> THE PROBLEM:
Print the data that follows again, keeping every line exact.

### PROVIDED MATERIAL

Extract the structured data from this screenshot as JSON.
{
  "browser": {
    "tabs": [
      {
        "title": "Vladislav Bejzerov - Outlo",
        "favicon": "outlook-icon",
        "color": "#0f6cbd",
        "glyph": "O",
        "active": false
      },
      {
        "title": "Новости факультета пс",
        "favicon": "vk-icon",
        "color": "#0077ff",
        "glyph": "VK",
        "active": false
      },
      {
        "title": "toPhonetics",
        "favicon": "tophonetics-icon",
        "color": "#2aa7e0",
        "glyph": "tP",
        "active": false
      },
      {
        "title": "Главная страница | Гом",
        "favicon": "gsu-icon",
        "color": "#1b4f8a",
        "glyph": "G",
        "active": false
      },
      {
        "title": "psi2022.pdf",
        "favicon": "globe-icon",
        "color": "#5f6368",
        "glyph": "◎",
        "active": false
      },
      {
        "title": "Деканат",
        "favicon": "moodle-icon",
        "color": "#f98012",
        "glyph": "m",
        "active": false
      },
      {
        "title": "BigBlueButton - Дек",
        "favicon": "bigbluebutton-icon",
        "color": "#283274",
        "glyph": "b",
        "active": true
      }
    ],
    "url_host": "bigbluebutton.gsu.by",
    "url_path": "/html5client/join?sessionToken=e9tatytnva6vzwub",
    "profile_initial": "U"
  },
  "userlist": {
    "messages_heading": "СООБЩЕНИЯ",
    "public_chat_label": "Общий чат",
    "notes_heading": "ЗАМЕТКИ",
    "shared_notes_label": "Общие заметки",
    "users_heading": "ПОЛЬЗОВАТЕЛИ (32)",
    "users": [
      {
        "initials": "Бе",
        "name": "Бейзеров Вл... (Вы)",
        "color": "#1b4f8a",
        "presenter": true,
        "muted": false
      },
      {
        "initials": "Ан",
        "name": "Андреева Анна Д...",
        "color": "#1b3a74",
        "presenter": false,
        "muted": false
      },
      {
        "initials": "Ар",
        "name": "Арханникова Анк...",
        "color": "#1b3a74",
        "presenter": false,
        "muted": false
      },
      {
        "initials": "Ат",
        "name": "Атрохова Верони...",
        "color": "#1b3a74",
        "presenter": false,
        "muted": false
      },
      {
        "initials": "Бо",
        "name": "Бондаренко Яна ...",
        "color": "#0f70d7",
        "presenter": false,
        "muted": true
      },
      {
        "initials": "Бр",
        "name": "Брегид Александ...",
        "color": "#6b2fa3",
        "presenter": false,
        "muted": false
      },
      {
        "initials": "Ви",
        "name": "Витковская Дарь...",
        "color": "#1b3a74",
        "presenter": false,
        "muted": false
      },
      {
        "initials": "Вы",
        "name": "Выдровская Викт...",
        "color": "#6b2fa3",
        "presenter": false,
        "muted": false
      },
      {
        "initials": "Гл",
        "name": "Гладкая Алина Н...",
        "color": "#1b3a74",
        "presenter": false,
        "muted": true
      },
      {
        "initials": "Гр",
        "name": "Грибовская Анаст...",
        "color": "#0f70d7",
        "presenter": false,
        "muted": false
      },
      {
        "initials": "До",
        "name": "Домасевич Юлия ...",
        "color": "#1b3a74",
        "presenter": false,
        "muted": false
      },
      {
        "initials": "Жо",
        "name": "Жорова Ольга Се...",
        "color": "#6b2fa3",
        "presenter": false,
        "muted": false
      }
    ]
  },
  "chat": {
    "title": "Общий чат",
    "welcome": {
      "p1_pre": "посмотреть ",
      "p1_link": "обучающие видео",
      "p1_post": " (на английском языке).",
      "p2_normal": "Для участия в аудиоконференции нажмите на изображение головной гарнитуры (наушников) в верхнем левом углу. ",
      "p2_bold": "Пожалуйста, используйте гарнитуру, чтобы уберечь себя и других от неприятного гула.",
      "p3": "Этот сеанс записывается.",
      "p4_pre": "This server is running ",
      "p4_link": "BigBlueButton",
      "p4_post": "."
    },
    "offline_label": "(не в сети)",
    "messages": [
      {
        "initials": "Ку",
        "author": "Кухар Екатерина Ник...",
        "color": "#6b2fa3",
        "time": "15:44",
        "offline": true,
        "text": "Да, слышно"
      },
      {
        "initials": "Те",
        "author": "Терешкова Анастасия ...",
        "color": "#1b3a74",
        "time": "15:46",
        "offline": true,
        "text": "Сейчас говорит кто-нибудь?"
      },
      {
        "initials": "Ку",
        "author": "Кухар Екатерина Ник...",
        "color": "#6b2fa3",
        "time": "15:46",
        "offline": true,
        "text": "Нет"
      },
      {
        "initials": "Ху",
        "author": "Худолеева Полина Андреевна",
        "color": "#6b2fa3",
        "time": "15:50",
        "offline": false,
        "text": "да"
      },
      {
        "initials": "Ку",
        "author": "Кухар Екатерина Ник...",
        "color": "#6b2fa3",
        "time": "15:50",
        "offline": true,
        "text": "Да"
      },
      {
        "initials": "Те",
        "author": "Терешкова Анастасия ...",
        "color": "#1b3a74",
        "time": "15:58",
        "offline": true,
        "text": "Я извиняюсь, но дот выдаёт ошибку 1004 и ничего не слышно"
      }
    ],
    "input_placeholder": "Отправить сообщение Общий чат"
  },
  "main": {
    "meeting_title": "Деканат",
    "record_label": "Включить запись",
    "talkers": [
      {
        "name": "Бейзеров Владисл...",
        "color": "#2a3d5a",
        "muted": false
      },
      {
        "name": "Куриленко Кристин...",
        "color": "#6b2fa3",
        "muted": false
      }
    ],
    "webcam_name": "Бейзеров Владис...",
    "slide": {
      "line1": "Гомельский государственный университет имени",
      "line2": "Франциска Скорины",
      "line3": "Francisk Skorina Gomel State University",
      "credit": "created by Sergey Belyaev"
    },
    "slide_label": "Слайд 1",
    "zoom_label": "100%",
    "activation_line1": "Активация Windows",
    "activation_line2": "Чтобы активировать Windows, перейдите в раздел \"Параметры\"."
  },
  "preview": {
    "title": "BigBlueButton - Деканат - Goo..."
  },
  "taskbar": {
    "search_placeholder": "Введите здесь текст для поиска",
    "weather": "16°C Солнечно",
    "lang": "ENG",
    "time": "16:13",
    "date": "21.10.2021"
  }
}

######

> TASK RESULT:
Extract the structured data from this screenshot as JSON.
{
  "browser": {
    "tabs": [
      {
        "title": "Vladislav Bejzerov - Outlo",
        "favicon": "outlook-icon",
        "color": "#0f6cbd",
        "glyph": "O",
        "active": false
      },
      {
        "title": "Новости факультета пс",
        "favicon": "vk-icon",
        "color": "#0077ff",
        "glyph": "VK",
        "active": false
      },
      {
        "title": "toPhonetics",
        "favicon": "tophonetics-icon",
        "color": "#2aa7e0",
        "glyph": "tP",
        "active": false
      },
      {
        "title": "Главная страница | Гом",
        "favicon": "gsu-icon",
        "color": "#1b4f8a",
        "glyph": "G",
        "active": false
      },
      {
        "title": "psi2022.pdf",
        "favicon": "globe-icon",
        "color": "#5f6368",
        "glyph": "◎",
        "active": false
      },
      {
        "title": "Деканат",
        "favicon": "moodle-icon",
        "color": "#f98012",
        "glyph": "m",
        "active": false
      },
      {
        "title": "BigBlueButton - Дек",
        "favicon": "bigbluebutton-icon",
        "color": "#283274",
        "glyph": "b",
        "active": true
      }
    ],
    "url_host": "bigbluebutton.gsu.by",
    "url_path": "/html5client/join?sessionToken=e9tatytnva6vzwub",
    "profile_initial": "U"
  },
  "userlist": {
    "messages_heading": "СООБЩЕНИЯ",
    "public_chat_label": "Общий чат",
    "notes_heading": "ЗАМЕТКИ",
    "shared_notes_label": "Общие заметки",
    "users_heading": "ПОЛЬЗОВАТЕЛИ (32)",
    "users": [
      {
        "initials": "Бе",
        "name": "Бейзеров Вл... (Вы)",
        "color": "#1b4f8a",
        "presenter": true,
        "muted": false
      },
      {
        "initials": "Ан",
        "name": "Андреева Анна Д...",
        "color": "#1b3a74",
        "presenter": false,
        "muted": false
      },
      {
        "initials": "Ар",
        "name": "Арханникова Анк...",
        "color": "#1b3a74",
        "presenter": false,
        "muted": false
      },
      {
        "initials": "Ат",
        "name": "Атрохова Верони...",
        "color": "#1b3a74",
        "presenter": false,
        "muted": false
      },
      {
        "initials": "Бо",
        "name": "Бондаренко Яна ...",
        "color": "#0f70d7",
        "presenter": false,
        "muted": true
      },
      {
        "initials": "Бр",
        "name": "Брегид Александ...",
        "color": "#6b2fa3",
        "presenter": false,
        "muted": false
      },
      {
        "initials": "Ви",
        "name": "Витковская Дарь...",
        "color": "#1b3a74",
        "presenter": false,
        "muted": false
      },
      {
        "initials": "Вы",
        "name": "Выдровская Викт...",
        "color": "#6b2fa3",
        "presenter": false,
        "muted": false
      },
      {
        "initials": "Гл",
        "name": "Гладкая Алина Н...",
        "color": "#1b3a74",
        "presenter": false,
        "muted": true
      },
      {
        "initials": "Гр",
        "name": "Грибовская Анаст...",
        "color": "#0f70d7",
        "presenter": false,
        "muted": false
      },
      {
        "initials": "До",
        "name": "Домасевич Юлия ...",
        "color": "#1b3a74",
        "presenter": false,
        "muted": false
      },
      {
        "initials": "Жо",
        "name": "Жорова Ольга Се...",
        "color": "#6b2fa3",
        "presenter": false,
        "muted": false
      }
    ]
  },
  "chat": {
    "title": "Общий чат",
    "welcome": {
      "p1_pre": "посмотреть ",
      "p1_link": "обучающие видео",
      "p1_post": " (на английском языке).",
      "p2_normal": "Для участия в аудиоконференции нажмите на изображение головной гарнитуры (наушников) в верхнем левом углу. ",
      "p2_bold": "Пожалуйста, используйте гарнитуру, чтобы уберечь себя и других от неприятного гула.",
      "p3": "Этот сеанс записывается.",
      "p4_pre": "This server is running ",
      "p4_link": "BigBlueButton",
      "p4_post": "."
    },
    "offline_label": "(не в сети)",
    "messages": [
      {
        "initials": "Ку",
        "author": "Кухар Екатерина Ник...",
        "color": "#6b2fa3",
        "time": "15:44",
        "offline": true,
        "text": "Да, слышно"
      },
      {
        "initials": "Те",
        "author": "Терешкова Анастасия ...",
        "color": "#1b3a74",
        "time": "15:46",
        "offline": true,
        "text": "Сейчас говорит кто-нибудь?"
      },
      {
        "initials": "Ку",
        "author": "Кухар Екатерина Ник...",
        "color": "#6b2fa3",
        "time": "15:46",
        "offline": true,
        "text": "Нет"
      },
      {
        "initials": "Ху",
        "author": "Худолеева Полина Андреевна",
        "color": "#6b2fa3",
        "time": "15:50",
        "offline": false,
        "text": "да"
      },
      {
        "initials": "Ку",
        "author": "Кухар Екатерина Ник...",
        "color": "#6b2fa3",
        "time": "15:50",
        "offline": true,
        "text": "Да"
      },
      {
        "initials": "Те",
        "author": "Терешкова Анастасия ...",
        "color": "#1b3a74",
        "time": "15:58",
        "offline": true,
        "text": "Я извиняюсь, но дот выдаёт ошибку 1004 и ничего не слышно"
      }
    ],
    "input_placeholder": "Отправить сообщение Общий чат"
  },
  "main": {
    "meeting_title": "Деканат",
    "record_label": "Включить запись",
    "talkers": [
      {
        "name": "Бейзеров Владисл...",
        "color": "#2a3d5a",
        "muted": false
      },
      {
        "name": "Куриленко Кристин...",
        "color": "#6b2fa3",
        "muted": false
      }
    ],
    "webcam_name": "Бейзеров Владис...",
    "slide": {
      "line1": "Гомельский государственный университет имени",
      "line2": "Франциска Скорины",
      "line3": "Francisk Skorina Gomel State University",
      "credit": "created by Sergey Belyaev"
    },
    "slide_label": "Слайд 1",
    "zoom_label": "100%",
    "activation_line1": "Активация Windows",
    "activation_line2": "Чтобы активировать Windows, перейдите в раздел \"Параметры\"."
  },
  "preview": {
    "title": "BigBlueButton - Деканат - Goo..."
  },
  "taskbar": {
    "search_placeholder": "Введите здесь текст для поиска",
    "weather": "16°C Солнечно",
    "lang": "ENG",
    "time": "16:13",
    "date": "21.10.2021"
  }
}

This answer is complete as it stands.